Consider Bot & Dolly’s Box, a combination art film and technical demonstration that at last count had almost 3 million views on YouTube. It’s a surreal and astonishing clip in which a human actor explores a computer-generated geometric universe. And yet it was made in live action, without green screens or imagery added in postproduction. High-definition projectors beamed angular computer graphics onto two large screens mounted on a pair of robotic arms. The shape-shifting 3D graphics give the illusion that the screens are portals into a psychedelic digital realm. Box is an example of projection mapping, where the virtual and the real are blended in form and motion with the precision of a prima ballerina.
Yes, timing was everything in Box, as it was on the Gravity set when matching CG sequences with live-action cinematography. But Kinnebrew says precision is only one of many characteristics that matter in the creative application of robotics. To illustrate, he describes another effort in which his colleagues are attempting to teach a robot to play cello. In this case, he says, there are nuances in the natural fluidity of a human cellist’s movements that make it highly difficult to translate into the language of robots.
How, then, can a smart and talented human teach these subtleties to a dumb-but-attentive machine? Basically, by telling the robot in your own native tongue to do what you do. “If you’re a basketball player, and you speak basketball, you need to speak to a robot in basketball,” says Kinnebrew, who previously spent eight years as a creative director for Microsoft. “If you’re a chef, and you speak cooking, you need to speak to a robot in cooking, and we need to build those kinds of tools.”
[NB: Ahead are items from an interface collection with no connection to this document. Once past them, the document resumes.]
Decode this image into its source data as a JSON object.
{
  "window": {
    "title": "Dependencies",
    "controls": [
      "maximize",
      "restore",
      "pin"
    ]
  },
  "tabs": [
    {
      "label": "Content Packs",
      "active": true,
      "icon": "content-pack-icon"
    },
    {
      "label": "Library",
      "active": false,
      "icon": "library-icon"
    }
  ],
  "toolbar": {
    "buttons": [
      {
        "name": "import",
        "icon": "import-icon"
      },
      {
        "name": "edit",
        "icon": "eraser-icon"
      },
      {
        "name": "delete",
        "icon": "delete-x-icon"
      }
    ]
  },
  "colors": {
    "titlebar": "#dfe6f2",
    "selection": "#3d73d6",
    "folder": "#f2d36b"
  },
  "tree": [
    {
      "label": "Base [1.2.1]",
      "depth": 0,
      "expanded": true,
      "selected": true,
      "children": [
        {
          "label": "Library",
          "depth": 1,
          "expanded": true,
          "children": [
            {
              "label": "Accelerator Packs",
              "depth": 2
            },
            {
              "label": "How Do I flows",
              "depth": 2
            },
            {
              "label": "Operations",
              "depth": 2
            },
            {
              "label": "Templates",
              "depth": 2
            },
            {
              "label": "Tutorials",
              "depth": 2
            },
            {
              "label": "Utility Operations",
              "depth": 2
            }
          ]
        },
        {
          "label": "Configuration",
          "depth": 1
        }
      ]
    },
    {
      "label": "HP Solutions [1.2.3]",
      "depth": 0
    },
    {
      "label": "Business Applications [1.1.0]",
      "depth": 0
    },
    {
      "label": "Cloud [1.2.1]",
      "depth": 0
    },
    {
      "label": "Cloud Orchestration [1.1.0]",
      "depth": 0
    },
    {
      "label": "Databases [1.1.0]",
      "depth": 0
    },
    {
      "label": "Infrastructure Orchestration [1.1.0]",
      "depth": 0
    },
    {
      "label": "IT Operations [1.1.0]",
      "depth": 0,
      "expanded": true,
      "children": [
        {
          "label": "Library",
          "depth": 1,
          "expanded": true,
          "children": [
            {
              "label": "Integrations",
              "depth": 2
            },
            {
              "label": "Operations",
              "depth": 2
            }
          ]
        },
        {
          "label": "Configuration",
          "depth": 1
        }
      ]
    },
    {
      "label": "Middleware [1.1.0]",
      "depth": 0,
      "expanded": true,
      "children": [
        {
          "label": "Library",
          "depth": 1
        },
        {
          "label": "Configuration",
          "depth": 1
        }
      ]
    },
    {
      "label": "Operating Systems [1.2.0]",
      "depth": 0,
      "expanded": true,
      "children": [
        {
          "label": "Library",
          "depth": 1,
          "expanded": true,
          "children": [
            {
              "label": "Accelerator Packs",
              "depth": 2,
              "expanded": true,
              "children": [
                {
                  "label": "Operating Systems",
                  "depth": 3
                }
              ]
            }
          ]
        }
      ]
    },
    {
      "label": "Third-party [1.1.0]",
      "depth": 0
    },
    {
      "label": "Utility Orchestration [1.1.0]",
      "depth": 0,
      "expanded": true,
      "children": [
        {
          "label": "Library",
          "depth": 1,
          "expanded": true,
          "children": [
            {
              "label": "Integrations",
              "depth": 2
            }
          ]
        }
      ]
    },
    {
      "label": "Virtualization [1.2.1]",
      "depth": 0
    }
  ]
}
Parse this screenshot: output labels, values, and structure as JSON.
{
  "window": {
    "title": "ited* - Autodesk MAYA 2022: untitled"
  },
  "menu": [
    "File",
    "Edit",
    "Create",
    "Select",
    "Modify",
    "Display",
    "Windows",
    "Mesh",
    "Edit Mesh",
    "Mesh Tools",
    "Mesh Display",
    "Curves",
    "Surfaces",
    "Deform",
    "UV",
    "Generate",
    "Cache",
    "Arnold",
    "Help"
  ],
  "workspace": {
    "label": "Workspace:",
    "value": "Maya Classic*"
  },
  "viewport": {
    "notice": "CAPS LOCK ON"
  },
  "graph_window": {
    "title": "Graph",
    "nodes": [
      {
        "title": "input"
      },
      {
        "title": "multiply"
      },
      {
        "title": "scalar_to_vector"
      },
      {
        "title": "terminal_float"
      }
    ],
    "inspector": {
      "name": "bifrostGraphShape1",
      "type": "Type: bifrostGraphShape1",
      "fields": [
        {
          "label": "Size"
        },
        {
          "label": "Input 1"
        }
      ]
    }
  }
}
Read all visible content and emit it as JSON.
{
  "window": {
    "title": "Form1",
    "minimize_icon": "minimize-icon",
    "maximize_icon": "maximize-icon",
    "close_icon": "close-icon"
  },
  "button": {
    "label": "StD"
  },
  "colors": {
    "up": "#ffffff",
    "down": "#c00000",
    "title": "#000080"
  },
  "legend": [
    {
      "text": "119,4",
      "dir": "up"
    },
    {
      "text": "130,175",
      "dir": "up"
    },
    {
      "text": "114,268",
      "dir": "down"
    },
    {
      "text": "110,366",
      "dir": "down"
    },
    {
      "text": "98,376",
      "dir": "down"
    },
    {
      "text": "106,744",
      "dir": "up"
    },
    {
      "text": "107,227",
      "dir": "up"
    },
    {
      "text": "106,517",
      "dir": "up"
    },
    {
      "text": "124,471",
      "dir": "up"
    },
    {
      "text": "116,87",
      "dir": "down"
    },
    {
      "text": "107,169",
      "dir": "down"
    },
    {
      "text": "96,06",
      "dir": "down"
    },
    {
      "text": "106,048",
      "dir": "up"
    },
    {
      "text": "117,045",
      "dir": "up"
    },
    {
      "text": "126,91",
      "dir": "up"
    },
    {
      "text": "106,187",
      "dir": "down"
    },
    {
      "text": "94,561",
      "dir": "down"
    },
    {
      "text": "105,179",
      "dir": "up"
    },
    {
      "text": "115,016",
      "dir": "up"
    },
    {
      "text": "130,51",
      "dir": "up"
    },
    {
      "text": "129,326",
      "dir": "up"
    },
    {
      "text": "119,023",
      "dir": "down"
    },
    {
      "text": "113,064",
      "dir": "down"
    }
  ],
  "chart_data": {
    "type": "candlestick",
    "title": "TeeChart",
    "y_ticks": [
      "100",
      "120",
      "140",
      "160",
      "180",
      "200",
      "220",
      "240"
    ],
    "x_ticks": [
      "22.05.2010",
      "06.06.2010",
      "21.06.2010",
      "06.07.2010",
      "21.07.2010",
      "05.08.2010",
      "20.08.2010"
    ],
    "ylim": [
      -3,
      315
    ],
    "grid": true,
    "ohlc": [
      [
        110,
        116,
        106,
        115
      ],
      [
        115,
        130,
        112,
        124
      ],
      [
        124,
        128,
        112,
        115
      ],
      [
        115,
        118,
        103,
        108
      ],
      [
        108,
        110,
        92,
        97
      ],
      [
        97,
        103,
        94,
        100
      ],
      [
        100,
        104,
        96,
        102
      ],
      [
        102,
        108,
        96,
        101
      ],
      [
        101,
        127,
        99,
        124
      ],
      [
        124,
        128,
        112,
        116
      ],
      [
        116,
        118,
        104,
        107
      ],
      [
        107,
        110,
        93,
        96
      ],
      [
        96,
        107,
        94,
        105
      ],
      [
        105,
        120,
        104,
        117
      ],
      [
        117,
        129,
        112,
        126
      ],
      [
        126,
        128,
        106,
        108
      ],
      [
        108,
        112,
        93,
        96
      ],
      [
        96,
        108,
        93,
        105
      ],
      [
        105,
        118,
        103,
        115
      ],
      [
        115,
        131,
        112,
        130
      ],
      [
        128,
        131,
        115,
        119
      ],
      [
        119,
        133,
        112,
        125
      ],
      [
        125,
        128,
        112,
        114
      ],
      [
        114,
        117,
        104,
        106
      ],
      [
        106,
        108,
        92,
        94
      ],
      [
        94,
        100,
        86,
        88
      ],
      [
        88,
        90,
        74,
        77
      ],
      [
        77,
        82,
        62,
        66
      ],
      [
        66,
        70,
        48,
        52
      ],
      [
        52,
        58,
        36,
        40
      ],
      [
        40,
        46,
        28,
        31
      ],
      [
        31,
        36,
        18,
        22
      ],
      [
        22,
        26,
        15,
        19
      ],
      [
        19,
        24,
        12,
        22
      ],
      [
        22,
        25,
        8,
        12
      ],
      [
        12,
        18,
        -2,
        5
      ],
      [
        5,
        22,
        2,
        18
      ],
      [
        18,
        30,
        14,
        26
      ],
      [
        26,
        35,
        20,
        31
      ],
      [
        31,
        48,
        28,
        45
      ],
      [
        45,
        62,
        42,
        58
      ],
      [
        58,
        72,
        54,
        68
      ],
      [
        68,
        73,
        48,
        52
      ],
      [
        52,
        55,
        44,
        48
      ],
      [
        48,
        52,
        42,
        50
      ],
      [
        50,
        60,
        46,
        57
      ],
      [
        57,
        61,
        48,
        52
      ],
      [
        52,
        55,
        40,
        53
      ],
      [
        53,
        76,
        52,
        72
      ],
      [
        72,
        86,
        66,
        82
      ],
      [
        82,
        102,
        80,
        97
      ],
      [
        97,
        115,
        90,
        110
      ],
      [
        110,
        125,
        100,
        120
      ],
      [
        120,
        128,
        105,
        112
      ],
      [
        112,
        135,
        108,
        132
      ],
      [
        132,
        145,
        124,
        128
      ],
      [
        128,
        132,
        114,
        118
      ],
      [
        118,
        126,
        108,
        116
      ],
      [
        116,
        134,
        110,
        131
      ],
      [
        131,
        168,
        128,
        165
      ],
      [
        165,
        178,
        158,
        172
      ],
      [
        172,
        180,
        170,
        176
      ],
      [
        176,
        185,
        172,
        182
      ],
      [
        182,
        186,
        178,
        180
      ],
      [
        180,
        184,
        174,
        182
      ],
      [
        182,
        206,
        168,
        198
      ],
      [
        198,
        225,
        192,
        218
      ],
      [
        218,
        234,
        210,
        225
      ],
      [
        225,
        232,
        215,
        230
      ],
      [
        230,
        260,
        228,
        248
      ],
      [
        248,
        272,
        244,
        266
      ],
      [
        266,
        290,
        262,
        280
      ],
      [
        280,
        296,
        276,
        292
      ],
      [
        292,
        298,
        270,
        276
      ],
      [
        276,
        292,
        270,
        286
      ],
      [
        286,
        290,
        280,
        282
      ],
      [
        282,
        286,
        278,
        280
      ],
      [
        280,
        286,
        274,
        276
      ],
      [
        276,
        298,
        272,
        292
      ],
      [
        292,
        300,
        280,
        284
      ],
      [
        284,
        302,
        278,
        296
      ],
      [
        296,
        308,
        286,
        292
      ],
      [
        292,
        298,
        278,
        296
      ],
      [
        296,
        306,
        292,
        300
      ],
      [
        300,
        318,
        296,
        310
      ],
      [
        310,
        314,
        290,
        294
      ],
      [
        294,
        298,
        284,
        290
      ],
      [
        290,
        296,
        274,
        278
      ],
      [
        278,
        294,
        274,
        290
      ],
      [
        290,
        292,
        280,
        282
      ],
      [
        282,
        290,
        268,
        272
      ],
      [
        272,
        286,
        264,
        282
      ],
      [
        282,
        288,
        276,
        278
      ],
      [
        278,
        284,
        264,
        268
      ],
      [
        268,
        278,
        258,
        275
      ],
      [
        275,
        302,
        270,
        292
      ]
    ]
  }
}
Bot & Dolly is designing software to help creative people from a broad spectrum of disciplines program robots in intuitive ways. For example, a cinematographer with a specific handheld camera shot in mind can just grab a robot-mounted camera and make the movement. Afterwards, the camera operator pushes a button and the robot plays back that physical movement exactly, every time. The result is indistinguishable from a real handheld shot with the benefit that the recorded motion can also be tweaked ad infinitum. Make a mistake? Hit undo. It’s like “command Z” for the real world.
Bot & Dolly’s latest internal project, called Stack, is a tool for parametric fabrication, an algorithmic approach to design in which architects use software to generate structures that look like they belong in a modern art museum. The designer feeds a series of values into the software, and Stack employs Bot & Dolly’s robots to build the objects. Inside a back room at Bot & Dolly, a large robot is diligently stacking and nailing wooden sticks into a futuristic curved tower nearly reaching the ceiling.
Is this how buildings will be made in our roboticized future? Kinnebrew isn’t willing to make that leap. Right now, he says, Bot & Dolly is delighted just to be developing another set of creative tools and learning to wield them. Only when we’re comfortable around robots “can we let the dots connect” between people and the machines, he says. Then the imagination will take over, applications will reveal themselves, and the real magic will emerge. “Computers have become a deeply valuable tool everywhere the creative process takes place in our world,” he says. “I think we’ll see the same thing happen with this technology as well.”